Speaking with those in the industry, it shows how four different images were used to create a composite for an advertisment photo. The photoshopper himself muses on the impact this might have on a model's self esteem - let alone the rest of us, in a world where we are bombarded by these falsely constructed images of perfection.

Jezebel's Photoshop of Horrors has done a wonderful job of drawing attention to the butchering of the human form which takes place, generally in print advertising. It is usually up to alternative media to be the watchdogs, as everyone else is dependent on the revenue brought in by these warped images. If you want a quick scroll through of just what other bullshit is attempted to be passed off as acceptable for general consumption, pay a visit to the blog Photoshop Disaster for some LOLs/heartache.

[Click on the image for large version and play spot the difference! 3 different eye colours! Nose shapes! Chins! She's an Oscar-winning Mr Potato Head!]

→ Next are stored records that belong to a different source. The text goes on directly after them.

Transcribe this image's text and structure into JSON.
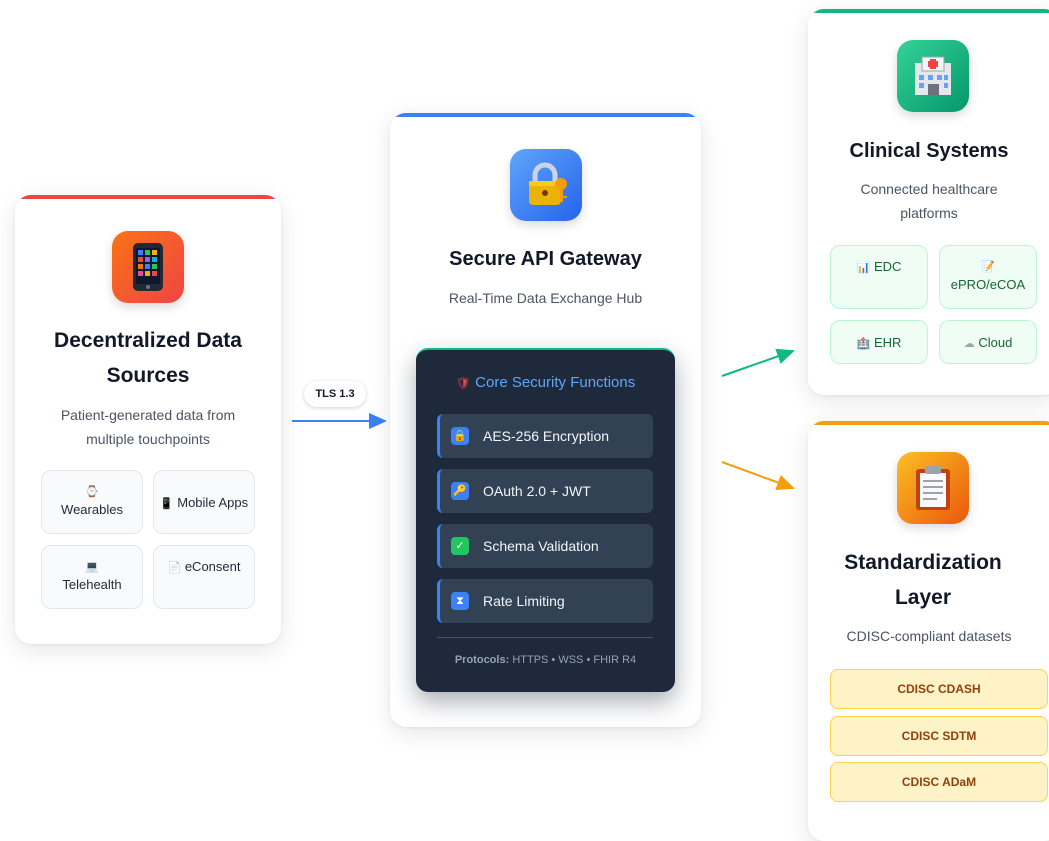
{
  "sources": {
    "title": "Decentralized Data Sources",
    "subtitle": "Patient-generated data from multiple touchpoints",
    "chips": [
      {
        "glyph": "⌚",
        "label": "Wearables"
      },
      {
        "glyph": "📱",
        "label": "Mobile Apps"
      },
      {
        "glyph": "💻",
        "label": "Telehealth"
      },
      {
        "glyph": "📄",
        "label": "eConsent"
      }
    ]
  },
  "connector": {
    "tls_label": "TLS 1.3"
  },
  "gateway": {
    "title": "Secure API Gateway",
    "subtitle": "Real-Time Data Exchange Hub",
    "security": {
      "title": "Core Security Functions",
      "functions": [
        {
          "icon": "lock-icon",
          "label": "AES-256 Encryption"
        },
        {
          "icon": "key-icon",
          "label": "OAuth 2.0 + JWT"
        },
        {
          "icon": "check-icon",
          "label": "Schema Validation"
        },
        {
          "icon": "hourglass-icon",
          "label": "Rate Limiting"
        }
      ],
      "protocols_label": "Protocols:",
      "protocols_value": "HTTPS • WSS • FHIR R4"
    }
  },
  "clinical": {
    "title": "Clinical Systems",
    "subtitle": "Connected healthcare platforms",
    "chips": [
      {
        "glyph": "📊",
        "label": "EDC"
      },
      {
        "glyph": "📝",
        "label": "ePRO/eCOA"
      },
      {
        "glyph": "🏥",
        "label": "EHR"
      },
      {
        "glyph": "☁",
        "label": "Cloud"
      }
    ]
  },
  "standardization": {
    "title": "Standardization Layer",
    "subtitle": "CDISC-compliant datasets",
    "datasets": [
      "CDISC CDASH",
      "CDISC SDTM",
      "CDISC ADaM"
    ]
  },
  "colors": {
    "sources_accent": "#ef4444",
    "gateway_accent": "#3b82f6",
    "clinical_accent": "#10b981",
    "standardization_accent": "#f59e0b",
    "security_panel_bg": "#1e293b"
  }
}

As rampant and blatant use of retouching becomes so commonplace (whether it be a fantastical glossy fashion mag, or a supposedly reputable news source), the impetus falls upon the reader. It is up to us to treat these images as fiction and not as representations of real life or of achieveable ideals. And to question if a cat could if really get to that size.

2 thoughts on “Fat, fiction and fauxtography”

  1. There was a fucken genius piece on Jon Stewart last night with the Kristen Schaal from FotC - lemme see if I can find it... nah, can't find it... showed a photo of her foot with 2 toes cut off so that she can fit stiletto heels, talking about how she vomits up all her food to stop being such a fat bitch, etc... best satire of the pressures on women in Hollywood I have ever seen and I hope that one day you too will get to enjoy it.

  2. Totes watched that already! Jezebel had it - I have only been on that site like twice in the last month, classic...!